Would you please copy every line below that includes the string "icon"?

• [Items from a data source]
====================
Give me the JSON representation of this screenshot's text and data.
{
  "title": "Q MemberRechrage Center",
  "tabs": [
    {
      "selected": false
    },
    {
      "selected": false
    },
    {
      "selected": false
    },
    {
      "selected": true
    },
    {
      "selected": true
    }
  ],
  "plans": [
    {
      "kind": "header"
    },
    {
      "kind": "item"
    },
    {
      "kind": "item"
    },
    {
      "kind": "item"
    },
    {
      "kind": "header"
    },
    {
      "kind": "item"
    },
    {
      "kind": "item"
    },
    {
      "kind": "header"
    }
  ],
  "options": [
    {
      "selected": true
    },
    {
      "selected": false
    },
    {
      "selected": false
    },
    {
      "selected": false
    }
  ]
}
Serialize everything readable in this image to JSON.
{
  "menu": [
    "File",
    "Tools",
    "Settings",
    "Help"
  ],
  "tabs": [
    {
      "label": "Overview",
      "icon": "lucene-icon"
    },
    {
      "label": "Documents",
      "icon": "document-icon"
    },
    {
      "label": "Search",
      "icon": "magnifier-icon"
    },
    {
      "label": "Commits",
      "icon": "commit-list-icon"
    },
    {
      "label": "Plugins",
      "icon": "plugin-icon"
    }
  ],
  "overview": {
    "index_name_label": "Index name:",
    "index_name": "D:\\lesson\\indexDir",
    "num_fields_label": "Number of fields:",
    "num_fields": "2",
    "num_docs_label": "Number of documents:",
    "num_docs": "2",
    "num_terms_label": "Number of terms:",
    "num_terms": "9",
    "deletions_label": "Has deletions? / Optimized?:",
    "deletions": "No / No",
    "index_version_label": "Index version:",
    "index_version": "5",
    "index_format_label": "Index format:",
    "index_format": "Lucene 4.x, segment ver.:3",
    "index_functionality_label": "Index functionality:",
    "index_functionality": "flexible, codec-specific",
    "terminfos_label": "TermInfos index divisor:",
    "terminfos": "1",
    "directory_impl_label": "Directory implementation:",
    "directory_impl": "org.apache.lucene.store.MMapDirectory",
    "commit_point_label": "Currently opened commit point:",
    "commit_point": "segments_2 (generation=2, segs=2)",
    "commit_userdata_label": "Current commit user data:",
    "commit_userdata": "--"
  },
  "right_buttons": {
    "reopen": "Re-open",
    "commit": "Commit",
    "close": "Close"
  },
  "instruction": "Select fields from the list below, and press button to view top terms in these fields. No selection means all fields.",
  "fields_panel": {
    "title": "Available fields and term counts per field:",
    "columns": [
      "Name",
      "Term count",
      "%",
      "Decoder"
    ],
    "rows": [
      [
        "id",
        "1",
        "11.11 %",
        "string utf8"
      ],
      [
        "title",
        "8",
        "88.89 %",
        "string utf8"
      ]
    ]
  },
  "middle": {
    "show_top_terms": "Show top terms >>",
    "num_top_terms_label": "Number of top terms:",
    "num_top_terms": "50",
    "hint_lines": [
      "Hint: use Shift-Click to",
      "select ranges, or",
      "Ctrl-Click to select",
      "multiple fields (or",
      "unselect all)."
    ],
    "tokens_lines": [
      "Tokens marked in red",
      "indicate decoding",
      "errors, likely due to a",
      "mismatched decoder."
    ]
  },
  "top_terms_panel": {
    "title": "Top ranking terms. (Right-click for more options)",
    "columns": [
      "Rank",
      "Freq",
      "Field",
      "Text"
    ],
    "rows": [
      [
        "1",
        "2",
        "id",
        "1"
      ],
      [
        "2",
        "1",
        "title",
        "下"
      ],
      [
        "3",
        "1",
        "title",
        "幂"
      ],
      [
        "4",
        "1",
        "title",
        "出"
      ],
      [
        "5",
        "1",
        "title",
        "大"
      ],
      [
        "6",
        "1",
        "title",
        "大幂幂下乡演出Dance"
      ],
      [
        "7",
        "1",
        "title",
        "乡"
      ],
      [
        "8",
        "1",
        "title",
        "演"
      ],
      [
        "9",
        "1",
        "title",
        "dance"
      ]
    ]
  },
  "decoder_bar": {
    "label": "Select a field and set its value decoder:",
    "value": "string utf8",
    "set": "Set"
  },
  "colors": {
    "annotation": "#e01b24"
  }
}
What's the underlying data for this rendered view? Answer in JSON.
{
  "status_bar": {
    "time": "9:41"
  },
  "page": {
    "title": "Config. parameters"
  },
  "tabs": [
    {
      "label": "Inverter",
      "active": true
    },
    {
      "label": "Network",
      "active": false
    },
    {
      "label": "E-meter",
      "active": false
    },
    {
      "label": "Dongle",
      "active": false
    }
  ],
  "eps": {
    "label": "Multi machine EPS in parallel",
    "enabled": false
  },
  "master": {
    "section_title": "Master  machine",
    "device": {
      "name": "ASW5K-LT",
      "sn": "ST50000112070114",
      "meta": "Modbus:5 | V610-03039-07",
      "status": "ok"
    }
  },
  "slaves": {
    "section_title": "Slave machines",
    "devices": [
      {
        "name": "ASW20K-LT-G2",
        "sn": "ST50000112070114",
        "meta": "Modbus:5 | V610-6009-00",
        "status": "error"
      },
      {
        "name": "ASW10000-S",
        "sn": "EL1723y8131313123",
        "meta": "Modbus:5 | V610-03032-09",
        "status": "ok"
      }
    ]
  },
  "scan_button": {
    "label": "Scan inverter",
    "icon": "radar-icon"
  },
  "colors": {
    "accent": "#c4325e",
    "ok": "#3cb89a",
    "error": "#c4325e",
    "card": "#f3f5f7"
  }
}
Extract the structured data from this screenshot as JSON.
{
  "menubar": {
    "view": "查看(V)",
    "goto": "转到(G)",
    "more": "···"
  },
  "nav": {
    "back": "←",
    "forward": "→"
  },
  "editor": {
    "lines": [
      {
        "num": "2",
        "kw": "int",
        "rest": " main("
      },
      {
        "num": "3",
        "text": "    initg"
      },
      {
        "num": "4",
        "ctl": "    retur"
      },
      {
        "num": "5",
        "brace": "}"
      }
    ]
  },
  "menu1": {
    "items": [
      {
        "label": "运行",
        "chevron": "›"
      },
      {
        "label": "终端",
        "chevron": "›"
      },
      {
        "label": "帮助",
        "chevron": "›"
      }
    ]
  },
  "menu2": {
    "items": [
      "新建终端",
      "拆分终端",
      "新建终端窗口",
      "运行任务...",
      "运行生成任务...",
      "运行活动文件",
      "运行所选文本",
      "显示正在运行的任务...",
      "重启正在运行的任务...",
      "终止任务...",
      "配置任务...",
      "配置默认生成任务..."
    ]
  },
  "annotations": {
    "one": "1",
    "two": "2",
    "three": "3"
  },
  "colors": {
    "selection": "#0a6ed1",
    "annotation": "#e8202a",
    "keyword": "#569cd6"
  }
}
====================
• [RESULT FOR THIS EXERCISE]
      "icon": "lucene-icon"
      "icon": "document-icon"
      "icon": "magnifier-icon"
      "icon": "commit-list-icon"
      "icon": "plugin-icon"
    "icon": "radar-icon"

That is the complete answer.